Boasting some of the most difficult gameplay around on each and every system for which it was released, Ghosts ‘N Goblins holds a fond place in the hearts of many gamers not only for its difficult and horror aesthetic but also for its innovation and charm. Released during a time when large, detailed sprites were relatively unheard of in arcade games, Ghosts ‘N Goblins was, in many ways, a harbinger of the more modern video games that would become the hallmark of the Nintendo Entertainment System, released in North America the same year as Ghosts ‘N Goblins’ Japan release and the system that is credited with single handedly saving the games console market in that region.
Rising concomitant with that system here in the United States, Ghosts ‘N Goblins is the definition of the slang phrase “NES hard” or “8-bit difficult.” You get a range of lives and are killed by two hits – first to remove your armour, then the killing blow. The player character takes damage by running into objects or you can die instantly falling into a pit. This is all pretty standard stuff. Where Ghosts ‘N Goblins becomes challenging and even maddening is when the action ramps up as you scroll along. Ostensibly a game in the vein of Super Mario Bros. in that it features platforming action in a side-scrolling guise, Ghosts ‘N Goblins also adds elements from a scrolling shooter such as R-Type.
If you have played those types of games you know a lot of the difficulty can come from the number of objects on screen at once and this is a trick Ghosts ‘N Goblins uses often and to good effect. Also similar to shoot ‘em ups are the various upgrades Arthur can obtain along the way, all of which imbue him with abilities that are similar in function to the upgrades gained by a ship in a shoot ‘em up game. Some have advantages over others during certain stages, but you’ll pretty much have to learn the game through and through to master it.

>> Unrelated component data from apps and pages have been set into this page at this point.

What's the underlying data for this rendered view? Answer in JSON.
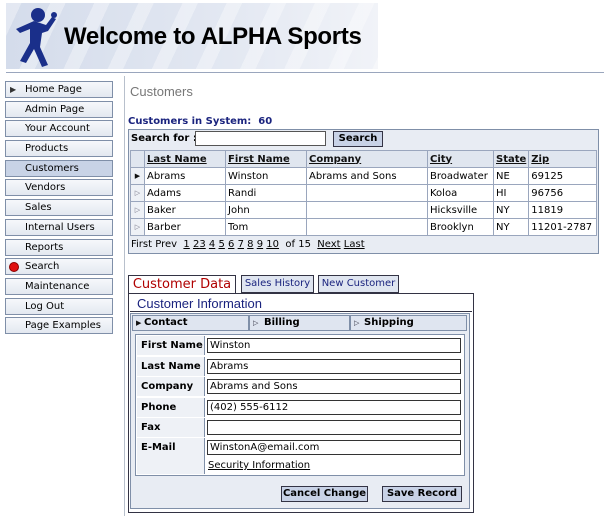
{
  "banner": {
    "title": "Welcome to ALPHA Sports"
  },
  "sidebar": {
    "items": [
      {
        "label": "Home Page"
      },
      {
        "label": "Admin Page"
      },
      {
        "label": "Your Account"
      },
      {
        "label": "Products"
      },
      {
        "label": "Customers"
      },
      {
        "label": "Vendors"
      },
      {
        "label": "Sales"
      },
      {
        "label": "Internal Users"
      },
      {
        "label": "Reports"
      },
      {
        "label": "Search"
      },
      {
        "label": "Maintenance"
      },
      {
        "label": "Log Out"
      },
      {
        "label": "Page Examples"
      }
    ]
  },
  "main": {
    "title": "Customers",
    "count_label": "Customers in System:",
    "count_value": "60",
    "search": {
      "label": "Search for :",
      "value": "",
      "button": "Search"
    },
    "grid": {
      "columns": [
        "Last Name",
        "First Name",
        "Company",
        "City",
        "State",
        "Zip"
      ],
      "rows": [
        [
          "Abrams",
          "Winston",
          "Abrams and Sons",
          "Broadwater",
          "NE",
          "69125"
        ],
        [
          "Adams",
          "Randi",
          "",
          "Koloa",
          "HI",
          "96756"
        ],
        [
          "Baker",
          "John",
          "",
          "Hicksville",
          "NY",
          "11819"
        ],
        [
          "Barber",
          "Tom",
          "",
          "Brooklyn",
          "NY",
          "11201-2787"
        ]
      ]
    },
    "pager": {
      "first": "First",
      "prev": "Prev",
      "pages": [
        "1",
        "2",
        "3",
        "4",
        "5",
        "6",
        "7",
        "8",
        "9",
        "10"
      ],
      "of_text": "of 15",
      "next": "Next",
      "last": "Last"
    }
  },
  "tabs": [
    {
      "label": "Customer Data"
    },
    {
      "label": "Sales History"
    },
    {
      "label": "New Customer"
    }
  ],
  "form": {
    "title": "Customer Information",
    "subtabs": [
      {
        "label": "Contact"
      },
      {
        "label": "Billing"
      },
      {
        "label": "Shipping"
      }
    ],
    "fields": [
      {
        "label": "First Name",
        "value": "Winston"
      },
      {
        "label": "Last Name",
        "value": "Abrams"
      },
      {
        "label": "Company",
        "value": "Abrams and Sons"
      },
      {
        "label": "Phone",
        "value": "(402) 555-6112"
      },
      {
        "label": "Fax",
        "value": ""
      },
      {
        "label": "E-Mail",
        "value": "WinstonA@email.com"
      }
    ],
    "security_link": "Security Information",
    "cancel_button": "Cancel Change",
    "save_button": "Save Record"
  },
  "colors": {
    "accent": "#1a237e",
    "active_tab_text": "#b00000",
    "search_dot": "#e01010"
  }
}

And master it you shall because – spoiler alert! – once you defeat the nearly impossible boss the first time you will be told that this first run through was only a practice trial, you need to do it all again, this time at a greater difficulty setting. That’s right – Ghosts ‘N Goblins lets you think you’ve beaten the game only to tell you that you have not actually done so but, in fact, need to play it through again.